Your objective: Without including any images, reproduce each entry exactly.

Material for the task:
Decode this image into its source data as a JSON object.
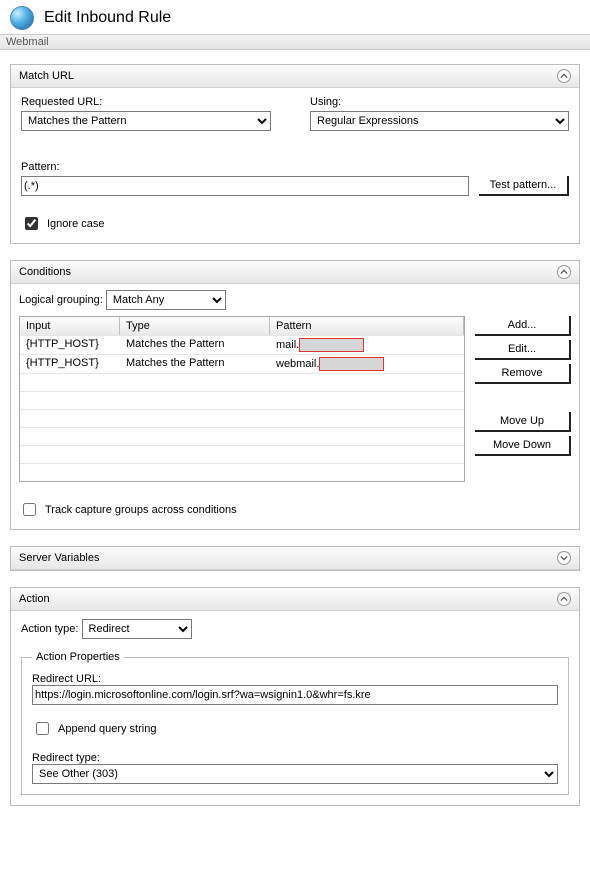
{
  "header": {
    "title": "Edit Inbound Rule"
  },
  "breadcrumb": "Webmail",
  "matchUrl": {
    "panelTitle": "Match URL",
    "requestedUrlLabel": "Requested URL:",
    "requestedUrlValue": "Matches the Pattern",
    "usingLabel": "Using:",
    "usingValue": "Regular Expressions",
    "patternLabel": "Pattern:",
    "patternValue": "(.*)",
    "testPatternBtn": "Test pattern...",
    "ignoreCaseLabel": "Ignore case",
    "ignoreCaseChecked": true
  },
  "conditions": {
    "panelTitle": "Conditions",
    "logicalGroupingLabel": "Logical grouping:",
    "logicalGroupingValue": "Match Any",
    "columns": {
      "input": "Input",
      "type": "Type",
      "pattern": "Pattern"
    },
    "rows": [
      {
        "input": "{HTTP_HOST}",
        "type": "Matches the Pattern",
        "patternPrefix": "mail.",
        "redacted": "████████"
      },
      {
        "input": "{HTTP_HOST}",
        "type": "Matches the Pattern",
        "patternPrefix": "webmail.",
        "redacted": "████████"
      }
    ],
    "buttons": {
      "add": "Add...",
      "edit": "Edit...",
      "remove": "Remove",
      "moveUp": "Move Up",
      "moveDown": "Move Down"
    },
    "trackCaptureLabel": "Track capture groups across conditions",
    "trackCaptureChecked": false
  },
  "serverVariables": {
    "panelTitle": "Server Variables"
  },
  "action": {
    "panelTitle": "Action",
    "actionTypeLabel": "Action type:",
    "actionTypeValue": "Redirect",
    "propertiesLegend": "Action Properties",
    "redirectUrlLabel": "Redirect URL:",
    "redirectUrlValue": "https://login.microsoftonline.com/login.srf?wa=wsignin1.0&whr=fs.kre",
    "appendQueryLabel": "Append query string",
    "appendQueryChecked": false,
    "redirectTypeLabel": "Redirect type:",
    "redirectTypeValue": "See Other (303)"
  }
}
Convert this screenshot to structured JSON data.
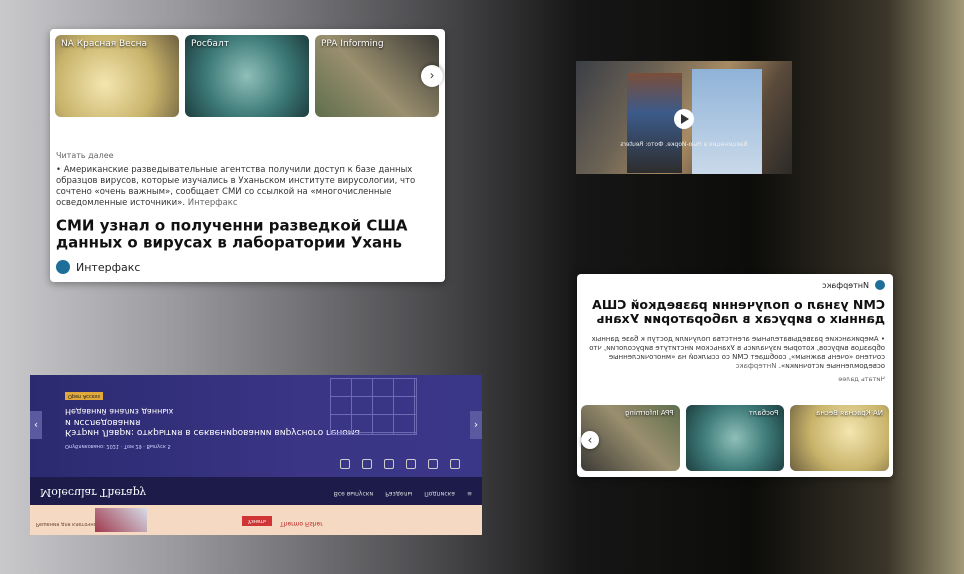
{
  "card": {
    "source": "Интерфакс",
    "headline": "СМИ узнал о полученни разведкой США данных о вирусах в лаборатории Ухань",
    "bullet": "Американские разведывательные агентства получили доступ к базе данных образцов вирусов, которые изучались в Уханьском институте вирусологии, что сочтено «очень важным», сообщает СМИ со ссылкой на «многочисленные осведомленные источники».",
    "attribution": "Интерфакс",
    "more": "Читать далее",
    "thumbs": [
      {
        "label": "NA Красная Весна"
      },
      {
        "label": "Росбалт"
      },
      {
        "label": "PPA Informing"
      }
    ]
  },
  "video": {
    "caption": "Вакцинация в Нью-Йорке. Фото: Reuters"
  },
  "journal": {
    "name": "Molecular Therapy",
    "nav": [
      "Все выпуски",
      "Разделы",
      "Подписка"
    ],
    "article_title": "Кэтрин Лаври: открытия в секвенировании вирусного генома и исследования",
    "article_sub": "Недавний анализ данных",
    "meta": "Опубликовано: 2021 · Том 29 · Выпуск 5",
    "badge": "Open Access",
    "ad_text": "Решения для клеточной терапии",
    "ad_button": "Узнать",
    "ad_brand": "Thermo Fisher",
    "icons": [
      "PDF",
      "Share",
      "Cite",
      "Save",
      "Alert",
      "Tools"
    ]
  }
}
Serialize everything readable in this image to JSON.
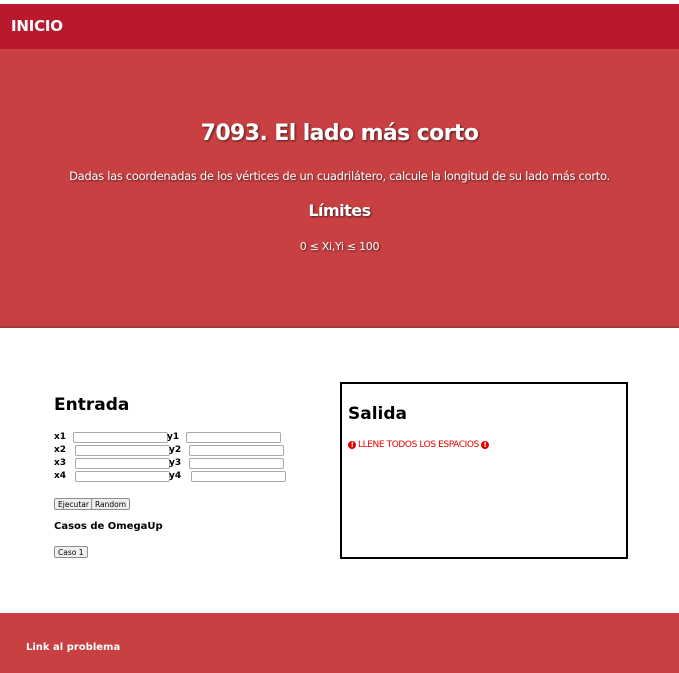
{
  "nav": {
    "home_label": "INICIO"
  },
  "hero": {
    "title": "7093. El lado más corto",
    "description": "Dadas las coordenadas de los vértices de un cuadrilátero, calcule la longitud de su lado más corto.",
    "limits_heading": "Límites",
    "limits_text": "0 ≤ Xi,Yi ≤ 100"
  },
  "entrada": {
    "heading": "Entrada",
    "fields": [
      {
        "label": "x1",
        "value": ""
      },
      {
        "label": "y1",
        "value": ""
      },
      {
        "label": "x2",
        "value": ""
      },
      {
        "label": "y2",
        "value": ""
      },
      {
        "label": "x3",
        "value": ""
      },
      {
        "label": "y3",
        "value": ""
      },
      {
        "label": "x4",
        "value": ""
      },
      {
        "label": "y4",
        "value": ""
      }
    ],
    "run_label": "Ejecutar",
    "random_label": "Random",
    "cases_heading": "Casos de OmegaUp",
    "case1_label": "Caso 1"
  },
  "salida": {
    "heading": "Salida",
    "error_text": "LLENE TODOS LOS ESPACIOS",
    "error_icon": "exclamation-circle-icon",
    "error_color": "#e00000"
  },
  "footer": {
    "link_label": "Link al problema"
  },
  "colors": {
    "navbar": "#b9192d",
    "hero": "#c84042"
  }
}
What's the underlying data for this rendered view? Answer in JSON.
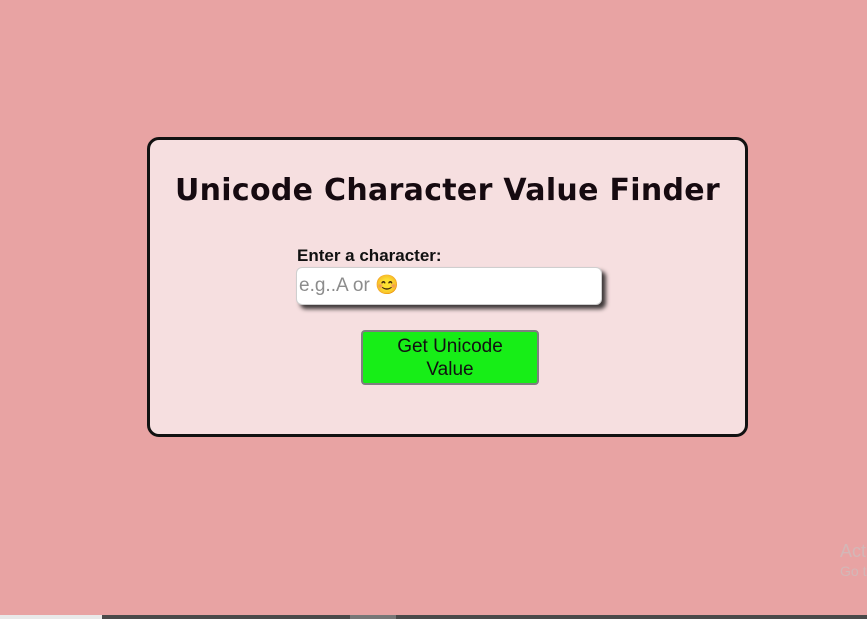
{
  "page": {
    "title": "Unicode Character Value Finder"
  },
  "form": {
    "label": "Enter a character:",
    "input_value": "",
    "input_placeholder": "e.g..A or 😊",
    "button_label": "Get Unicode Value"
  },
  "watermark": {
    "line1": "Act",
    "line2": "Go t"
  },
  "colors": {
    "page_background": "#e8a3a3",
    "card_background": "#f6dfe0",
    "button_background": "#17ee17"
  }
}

Response to the exercise:
Decode this image into its source data as a JSON object.
{
  "header": {
    "title": "Edit Inbound Rule"
  },
  "breadcrumb": "Webmail",
  "matchUrl": {
    "panelTitle": "Match URL",
    "requestedUrlLabel": "Requested URL:",
    "requestedUrlValue": "Matches the Pattern",
    "usingLabel": "Using:",
    "usingValue": "Regular Expressions",
    "patternLabel": "Pattern:",
    "patternValue": "(.*)",
    "testPatternBtn": "Test pattern...",
    "ignoreCaseLabel": "Ignore case",
    "ignoreCaseChecked": true
  },
  "conditions": {
    "panelTitle": "Conditions",
    "logicalGroupingLabel": "Logical grouping:",
    "logicalGroupingValue": "Match Any",
    "columns": {
      "input": "Input",
      "type": "Type",
      "pattern": "Pattern"
    },
    "rows": [
      {
        "input": "{HTTP_HOST}",
        "type": "Matches the Pattern",
        "patternPrefix": "mail.",
        "redacted": "████████"
      },
      {
        "input": "{HTTP_HOST}",
        "type": "Matches the Pattern",
        "patternPrefix": "webmail.",
        "redacted": "████████"
      }
    ],
    "buttons": {
      "add": "Add...",
      "edit": "Edit...",
      "remove": "Remove",
      "moveUp": "Move Up",
      "moveDown": "Move Down"
    },
    "trackCaptureLabel": "Track capture groups across conditions",
    "trackCaptureChecked": false
  },
  "serverVariables": {
    "panelTitle": "Server Variables"
  },
  "action": {
    "panelTitle": "Action",
    "actionTypeLabel": "Action type:",
    "actionTypeValue": "Redirect",
    "propertiesLegend": "Action Properties",
    "redirectUrlLabel": "Redirect URL:",
    "redirectUrlValue": "https://login.microsoftonline.com/login.srf?wa=wsignin1.0&whr=fs.kre",
    "appendQueryLabel": "Append query string",
    "appendQueryChecked": false,
    "redirectTypeLabel": "Redirect type:",
    "redirectTypeValue": "See Other (303)"
  }
}
Convert this screenshot to structured JSON data.
{
  "card": {
    "source": "Интерфакс",
    "headline": "СМИ узнал о полученни разведкой США данных о вирусах в лаборатории Ухань",
    "bullet": "Американские разведывательные агентства получили доступ к базе данных образцов вирусов, которые изучались в Уханьском институте вирусологии, что сочтено «очень важным», сообщает СМИ со ссылкой на «многочисленные осведомленные источники».",
    "attribution": "Интерфакс",
    "more": "Читать далее",
    "thumbs": [
      {
        "label": "NA Красная Весна"
      },
      {
        "label": "Росбалт"
      },
      {
        "label": "PPA Informing"
      }
    ]
  },
  "video": {
    "caption": "Вакцинация в Нью-Йорке. Фото: Reuters"
  },
  "journal": {
    "name": "Molecular Therapy",
    "nav": [
      "Все выпуски",
      "Разделы",
      "Подписка"
    ],
    "article_title": "Кэтрин Лаври: открытия в секвенировании вирусного генома и исследования",
    "article_sub": "Недавний анализ данных",
    "meta": "Опубликовано: 2021 · Том 29 · Выпуск 5",
    "badge": "Open Access",
    "ad_text": "Решения для клеточной терапии",
    "ad_button": "Узнать",
    "ad_brand": "Thermo Fisher",
    "icons": [
      "PDF",
      "Share",
      "Cite",
      "Save",
      "Alert",
      "Tools"
    ]
  }
}
Serialize everything readable in this image to JSON.
{
  "nav": {
    "home_label": "INICIO"
  },
  "hero": {
    "title": "7093. El lado más corto",
    "description": "Dadas las coordenadas de los vértices de un cuadrilátero, calcule la longitud de su lado más corto.",
    "limits_heading": "Límites",
    "limits_text": "0 ≤ Xi,Yi ≤ 100"
  },
  "entrada": {
    "heading": "Entrada",
    "fields": [
      {
        "label": "x1",
        "value": ""
      },
      {
        "label": "y1",
        "value": ""
      },
      {
        "label": "x2",
        "value": ""
      },
      {
        "label": "y2",
        "value": ""
      },
      {
        "label": "x3",
        "value": ""
      },
      {
        "label": "y3",
        "value": ""
      },
      {
        "label": "x4",
        "value": ""
      },
      {
        "label": "y4",
        "value": ""
      }
    ],
    "run_label": "Ejecutar",
    "random_label": "Random",
    "cases_heading": "Casos de OmegaUp",
    "case1_label": "Caso 1"
  },
  "salida": {
    "heading": "Salida",
    "error_text": "LLENE TODOS LOS ESPACIOS",
    "error_icon": "exclamation-circle-icon",
    "error_color": "#e00000"
  },
  "footer": {
    "link_label": "Link al problema"
  },
  "colors": {
    "navbar": "#b9192d",
    "hero": "#c84042"
  }
}
What's the underlying data for this rendered view? Answer in JSON.
{
  "page": {
    "title": "Unicode Character Value Finder"
  },
  "form": {
    "label": "Enter a character:",
    "input_value": "",
    "input_placeholder": "e.g..A or 😊",
    "button_label": "Get Unicode Value"
  },
  "watermark": {
    "line1": "Act",
    "line2": "Go t"
  },
  "colors": {
    "page_background": "#e8a3a3",
    "card_background": "#f6dfe0",
    "button_background": "#17ee17"
  }
}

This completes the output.